__What you should do__.
Look through the entries below and show every line containing the word "Filtering".

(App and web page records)
---
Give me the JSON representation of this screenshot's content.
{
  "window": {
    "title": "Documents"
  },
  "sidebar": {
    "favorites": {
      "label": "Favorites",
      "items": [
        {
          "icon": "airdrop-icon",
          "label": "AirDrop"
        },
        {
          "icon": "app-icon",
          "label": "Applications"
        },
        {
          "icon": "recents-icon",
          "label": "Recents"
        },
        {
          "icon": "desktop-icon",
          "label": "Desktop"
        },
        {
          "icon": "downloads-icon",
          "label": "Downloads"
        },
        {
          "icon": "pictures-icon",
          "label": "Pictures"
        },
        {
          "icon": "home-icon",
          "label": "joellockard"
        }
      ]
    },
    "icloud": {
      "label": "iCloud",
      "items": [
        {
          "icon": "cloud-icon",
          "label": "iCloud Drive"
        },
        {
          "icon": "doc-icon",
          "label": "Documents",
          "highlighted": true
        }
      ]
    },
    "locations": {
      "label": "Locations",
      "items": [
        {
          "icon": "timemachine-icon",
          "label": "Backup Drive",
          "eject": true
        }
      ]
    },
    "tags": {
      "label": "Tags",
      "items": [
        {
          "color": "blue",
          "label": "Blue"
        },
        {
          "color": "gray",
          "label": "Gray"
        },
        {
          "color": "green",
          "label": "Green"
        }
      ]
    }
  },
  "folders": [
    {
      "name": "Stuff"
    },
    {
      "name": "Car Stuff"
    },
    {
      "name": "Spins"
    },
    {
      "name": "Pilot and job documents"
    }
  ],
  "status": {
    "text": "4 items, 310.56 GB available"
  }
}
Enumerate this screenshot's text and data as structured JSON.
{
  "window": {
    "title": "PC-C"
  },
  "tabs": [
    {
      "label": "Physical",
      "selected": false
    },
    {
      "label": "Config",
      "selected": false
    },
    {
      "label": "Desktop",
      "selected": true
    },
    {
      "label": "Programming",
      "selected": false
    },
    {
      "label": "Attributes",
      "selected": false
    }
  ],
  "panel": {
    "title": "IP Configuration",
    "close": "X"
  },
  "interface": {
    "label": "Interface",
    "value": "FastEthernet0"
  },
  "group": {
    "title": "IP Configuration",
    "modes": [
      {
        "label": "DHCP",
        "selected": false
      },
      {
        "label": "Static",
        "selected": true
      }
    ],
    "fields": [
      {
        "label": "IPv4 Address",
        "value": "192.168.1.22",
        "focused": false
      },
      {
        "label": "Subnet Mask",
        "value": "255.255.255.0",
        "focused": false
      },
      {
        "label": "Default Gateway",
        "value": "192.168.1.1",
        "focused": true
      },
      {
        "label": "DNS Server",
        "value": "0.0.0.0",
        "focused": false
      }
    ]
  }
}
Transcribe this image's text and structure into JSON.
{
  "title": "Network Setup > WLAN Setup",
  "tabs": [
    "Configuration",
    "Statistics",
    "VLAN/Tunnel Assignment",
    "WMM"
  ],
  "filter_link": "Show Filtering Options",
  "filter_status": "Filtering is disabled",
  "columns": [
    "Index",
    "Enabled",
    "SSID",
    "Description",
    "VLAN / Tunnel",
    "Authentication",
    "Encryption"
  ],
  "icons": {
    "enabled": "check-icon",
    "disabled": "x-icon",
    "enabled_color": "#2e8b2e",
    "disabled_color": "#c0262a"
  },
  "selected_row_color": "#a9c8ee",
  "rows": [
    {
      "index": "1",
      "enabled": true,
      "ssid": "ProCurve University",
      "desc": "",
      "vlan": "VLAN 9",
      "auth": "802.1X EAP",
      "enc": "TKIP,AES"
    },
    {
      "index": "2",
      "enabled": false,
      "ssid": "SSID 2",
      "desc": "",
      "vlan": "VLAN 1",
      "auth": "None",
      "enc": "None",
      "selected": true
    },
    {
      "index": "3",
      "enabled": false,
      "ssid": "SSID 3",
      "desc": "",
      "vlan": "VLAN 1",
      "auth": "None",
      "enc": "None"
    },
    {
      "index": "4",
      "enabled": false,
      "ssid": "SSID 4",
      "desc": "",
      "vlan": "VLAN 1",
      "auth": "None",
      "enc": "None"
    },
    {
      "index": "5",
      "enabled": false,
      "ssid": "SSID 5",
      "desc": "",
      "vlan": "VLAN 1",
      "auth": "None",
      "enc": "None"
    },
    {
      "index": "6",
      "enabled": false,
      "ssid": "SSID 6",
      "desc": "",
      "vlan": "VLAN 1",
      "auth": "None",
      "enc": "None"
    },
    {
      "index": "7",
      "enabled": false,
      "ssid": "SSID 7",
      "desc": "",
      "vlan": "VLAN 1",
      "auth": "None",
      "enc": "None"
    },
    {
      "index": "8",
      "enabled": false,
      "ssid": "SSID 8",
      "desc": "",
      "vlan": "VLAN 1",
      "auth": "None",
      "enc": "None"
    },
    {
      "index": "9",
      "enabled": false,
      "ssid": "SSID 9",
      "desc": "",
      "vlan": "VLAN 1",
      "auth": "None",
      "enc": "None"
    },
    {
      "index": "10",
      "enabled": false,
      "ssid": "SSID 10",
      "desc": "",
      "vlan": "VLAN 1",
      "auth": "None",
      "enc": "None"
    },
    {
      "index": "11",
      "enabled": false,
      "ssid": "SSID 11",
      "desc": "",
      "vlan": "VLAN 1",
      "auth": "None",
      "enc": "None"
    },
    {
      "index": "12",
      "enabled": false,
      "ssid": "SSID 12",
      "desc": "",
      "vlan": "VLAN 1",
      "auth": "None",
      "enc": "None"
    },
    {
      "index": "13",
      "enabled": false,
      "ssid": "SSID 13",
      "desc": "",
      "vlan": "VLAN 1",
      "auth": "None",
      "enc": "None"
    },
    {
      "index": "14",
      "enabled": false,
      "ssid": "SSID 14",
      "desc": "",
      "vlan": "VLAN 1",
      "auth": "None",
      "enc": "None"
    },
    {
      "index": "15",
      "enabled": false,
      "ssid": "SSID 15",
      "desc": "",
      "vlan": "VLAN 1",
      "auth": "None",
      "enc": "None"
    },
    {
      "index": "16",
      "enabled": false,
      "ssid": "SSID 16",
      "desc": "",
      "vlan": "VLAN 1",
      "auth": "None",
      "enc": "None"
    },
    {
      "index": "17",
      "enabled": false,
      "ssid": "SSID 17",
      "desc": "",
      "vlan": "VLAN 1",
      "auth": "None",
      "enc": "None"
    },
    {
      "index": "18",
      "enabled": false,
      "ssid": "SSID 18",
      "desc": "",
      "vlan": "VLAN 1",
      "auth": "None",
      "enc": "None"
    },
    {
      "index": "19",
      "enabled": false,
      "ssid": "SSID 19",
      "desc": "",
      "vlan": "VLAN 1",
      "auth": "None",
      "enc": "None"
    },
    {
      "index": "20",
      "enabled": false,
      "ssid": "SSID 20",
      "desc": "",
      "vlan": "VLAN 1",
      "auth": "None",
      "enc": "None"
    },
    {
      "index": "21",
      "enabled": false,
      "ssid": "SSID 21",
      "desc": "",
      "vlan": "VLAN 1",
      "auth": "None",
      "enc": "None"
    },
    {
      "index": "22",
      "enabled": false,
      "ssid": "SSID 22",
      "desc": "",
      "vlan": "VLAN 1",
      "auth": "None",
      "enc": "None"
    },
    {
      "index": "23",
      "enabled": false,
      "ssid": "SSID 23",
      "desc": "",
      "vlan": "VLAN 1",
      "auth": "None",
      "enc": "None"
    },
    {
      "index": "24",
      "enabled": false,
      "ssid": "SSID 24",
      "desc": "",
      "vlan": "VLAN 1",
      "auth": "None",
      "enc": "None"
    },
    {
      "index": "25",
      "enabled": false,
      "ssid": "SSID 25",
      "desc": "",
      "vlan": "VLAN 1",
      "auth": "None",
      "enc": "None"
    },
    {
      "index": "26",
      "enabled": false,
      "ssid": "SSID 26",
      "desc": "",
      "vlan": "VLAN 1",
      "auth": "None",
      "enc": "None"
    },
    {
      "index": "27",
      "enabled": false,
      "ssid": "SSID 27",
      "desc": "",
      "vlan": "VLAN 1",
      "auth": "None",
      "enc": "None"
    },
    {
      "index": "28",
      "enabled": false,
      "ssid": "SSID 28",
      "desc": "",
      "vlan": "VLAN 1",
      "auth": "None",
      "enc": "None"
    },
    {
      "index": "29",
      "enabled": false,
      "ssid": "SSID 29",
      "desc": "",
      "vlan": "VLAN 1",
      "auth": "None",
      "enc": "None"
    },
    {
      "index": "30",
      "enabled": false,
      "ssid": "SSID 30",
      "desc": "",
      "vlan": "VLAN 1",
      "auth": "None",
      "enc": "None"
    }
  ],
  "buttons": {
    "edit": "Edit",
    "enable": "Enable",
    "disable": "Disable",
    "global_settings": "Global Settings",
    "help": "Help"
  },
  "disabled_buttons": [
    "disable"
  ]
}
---
__Result for this task__.
  "filter_link": "Show Filtering Options",
  "filter_status": "Filtering is disabled",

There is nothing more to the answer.